◆ Required work ◆
Could you repeat every record exactly as it appears?

◆ Data under study ◆

···

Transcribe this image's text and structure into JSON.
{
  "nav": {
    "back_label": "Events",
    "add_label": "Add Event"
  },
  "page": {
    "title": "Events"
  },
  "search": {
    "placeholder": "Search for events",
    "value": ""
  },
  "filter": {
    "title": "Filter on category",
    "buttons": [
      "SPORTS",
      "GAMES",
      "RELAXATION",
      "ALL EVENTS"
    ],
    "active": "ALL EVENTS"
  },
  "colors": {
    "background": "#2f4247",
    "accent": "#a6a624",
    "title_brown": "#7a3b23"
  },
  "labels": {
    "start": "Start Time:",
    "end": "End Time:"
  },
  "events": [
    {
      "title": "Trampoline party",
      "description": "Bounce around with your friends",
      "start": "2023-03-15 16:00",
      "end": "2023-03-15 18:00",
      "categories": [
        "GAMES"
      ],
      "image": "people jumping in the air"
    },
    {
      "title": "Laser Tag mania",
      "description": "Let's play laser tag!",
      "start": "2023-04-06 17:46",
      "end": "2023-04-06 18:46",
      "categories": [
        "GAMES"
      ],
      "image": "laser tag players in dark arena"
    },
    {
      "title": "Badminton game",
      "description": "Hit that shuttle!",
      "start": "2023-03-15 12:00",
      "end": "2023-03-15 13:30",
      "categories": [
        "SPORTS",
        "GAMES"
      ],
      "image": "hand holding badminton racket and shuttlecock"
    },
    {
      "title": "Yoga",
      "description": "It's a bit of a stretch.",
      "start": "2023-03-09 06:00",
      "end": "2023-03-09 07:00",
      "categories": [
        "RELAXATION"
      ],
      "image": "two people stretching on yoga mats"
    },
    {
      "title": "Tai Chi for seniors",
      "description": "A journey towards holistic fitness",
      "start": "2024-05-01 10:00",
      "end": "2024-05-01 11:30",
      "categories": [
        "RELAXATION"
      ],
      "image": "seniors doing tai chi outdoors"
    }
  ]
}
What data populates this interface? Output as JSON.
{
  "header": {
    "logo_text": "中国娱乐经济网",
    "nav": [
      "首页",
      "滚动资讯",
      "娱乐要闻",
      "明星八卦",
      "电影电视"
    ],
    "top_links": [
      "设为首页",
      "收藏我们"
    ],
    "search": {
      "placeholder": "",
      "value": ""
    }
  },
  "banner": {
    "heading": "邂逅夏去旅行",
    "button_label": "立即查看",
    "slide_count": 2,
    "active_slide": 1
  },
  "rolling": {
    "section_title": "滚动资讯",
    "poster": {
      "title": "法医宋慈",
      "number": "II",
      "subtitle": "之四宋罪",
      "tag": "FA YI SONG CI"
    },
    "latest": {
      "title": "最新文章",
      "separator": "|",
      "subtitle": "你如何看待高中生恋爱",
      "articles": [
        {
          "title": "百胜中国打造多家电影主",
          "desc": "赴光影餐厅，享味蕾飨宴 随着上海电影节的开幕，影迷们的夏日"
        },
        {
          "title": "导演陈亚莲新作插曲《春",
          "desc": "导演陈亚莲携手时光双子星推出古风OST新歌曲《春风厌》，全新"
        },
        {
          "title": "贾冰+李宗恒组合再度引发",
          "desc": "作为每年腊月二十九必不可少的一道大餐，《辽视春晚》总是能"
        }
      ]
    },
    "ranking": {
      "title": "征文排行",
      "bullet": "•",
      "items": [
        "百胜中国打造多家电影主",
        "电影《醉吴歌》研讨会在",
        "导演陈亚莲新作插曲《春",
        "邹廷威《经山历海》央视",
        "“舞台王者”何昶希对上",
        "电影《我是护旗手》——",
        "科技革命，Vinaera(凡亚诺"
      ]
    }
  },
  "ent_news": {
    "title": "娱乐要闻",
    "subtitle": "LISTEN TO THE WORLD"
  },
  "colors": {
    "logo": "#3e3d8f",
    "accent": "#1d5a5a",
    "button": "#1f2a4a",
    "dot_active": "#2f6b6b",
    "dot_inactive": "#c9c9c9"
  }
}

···

◆ Answer to the exercise ◆
Transcribe this image's text and structure into JSON.
{
  "nav": {
    "back_label": "Events",
    "add_label": "Add Event"
  },
  "page": {
    "title": "Events"
  },
  "search": {
    "placeholder": "Search for events",
    "value": ""
  },
  "filter": {
    "title": "Filter on category",
    "buttons": [
      "SPORTS",
      "GAMES",
      "RELAXATION",
      "ALL EVENTS"
    ],
    "active": "ALL EVENTS"
  },
  "colors": {
    "background": "#2f4247",
    "accent": "#a6a624",
    "title_brown": "#7a3b23"
  },
  "labels": {
    "start": "Start Time:",
    "end": "End Time:"
  },
  "events": [
    {
      "title": "Trampoline party",
      "description": "Bounce around with your friends",
      "start": "2023-03-15 16:00",
      "end": "2023-03-15 18:00",
      "categories": [
        "GAMES"
      ],
      "image": "people jumping in the air"
    },
    {
      "title": "Laser Tag mania",
      "description": "Let's play laser tag!",
      "start": "2023-04-06 17:46",
      "end": "2023-04-06 18:46",
      "categories": [
        "GAMES"
      ],
      "image": "laser tag players in dark arena"
    },
    {
      "title": "Badminton game",
      "description": "Hit that shuttle!",
      "start": "2023-03-15 12:00",
      "end": "2023-03-15 13:30",
      "categories": [
        "SPORTS",
        "GAMES"
      ],
      "image": "hand holding badminton racket and shuttlecock"
    },
    {
      "title": "Yoga",
      "description": "It's a bit of a stretch.",
      "start": "2023-03-09 06:00",
      "end": "2023-03-09 07:00",
      "categories": [
        "RELAXATION"
      ],
      "image": "two people stretching on yoga mats"
    },
    {
      "title": "Tai Chi for seniors",
      "description": "A journey towards holistic fitness",
      "start": "2024-05-01 10:00",
      "end": "2024-05-01 11:30",
      "categories": [
        "RELAXATION"
      ],
      "image": "seniors doing tai chi outdoors"
    }
  ]
}
What data populates this interface? Output as JSON.
{
  "header": {
    "logo_text": "中国娱乐经济网",
    "nav": [
      "首页",
      "滚动资讯",
      "娱乐要闻",
      "明星八卦",
      "电影电视"
    ],
    "top_links": [
      "设为首页",
      "收藏我们"
    ],
    "search": {
      "placeholder": "",
      "value": ""
    }
  },
  "banner": {
    "heading": "邂逅夏去旅行",
    "button_label": "立即查看",
    "slide_count": 2,
    "active_slide": 1
  },
  "rolling": {
    "section_title": "滚动资讯",
    "poster": {
      "title": "法医宋慈",
      "number": "II",
      "subtitle": "之四宋罪",
      "tag": "FA YI SONG CI"
    },
    "latest": {
      "title": "最新文章",
      "separator": "|",
      "subtitle": "你如何看待高中生恋爱",
      "articles": [
        {
          "title": "百胜中国打造多家电影主",
          "desc": "赴光影餐厅，享味蕾飨宴 随着上海电影节的开幕，影迷们的夏日"
        },
        {
          "title": "导演陈亚莲新作插曲《春",
          "desc": "导演陈亚莲携手时光双子星推出古风OST新歌曲《春风厌》，全新"
        },
        {
          "title": "贾冰+李宗恒组合再度引发",
          "desc": "作为每年腊月二十九必不可少的一道大餐，《辽视春晚》总是能"
        }
      ]
    },
    "ranking": {
      "title": "征文排行",
      "bullet": "•",
      "items": [
        "百胜中国打造多家电影主",
        "电影《醉吴歌》研讨会在",
        "导演陈亚莲新作插曲《春",
        "邹廷威《经山历海》央视",
        "“舞台王者”何昶希对上",
        "电影《我是护旗手》——",
        "科技革命，Vinaera(凡亚诺"
      ]
    }
  },
  "ent_news": {
    "title": "娱乐要闻",
    "subtitle": "LISTEN TO THE WORLD"
  },
  "colors": {
    "logo": "#3e3d8f",
    "accent": "#1d5a5a",
    "button": "#1f2a4a",
    "dot_active": "#2f6b6b",
    "dot_inactive": "#c9c9c9"
  }
}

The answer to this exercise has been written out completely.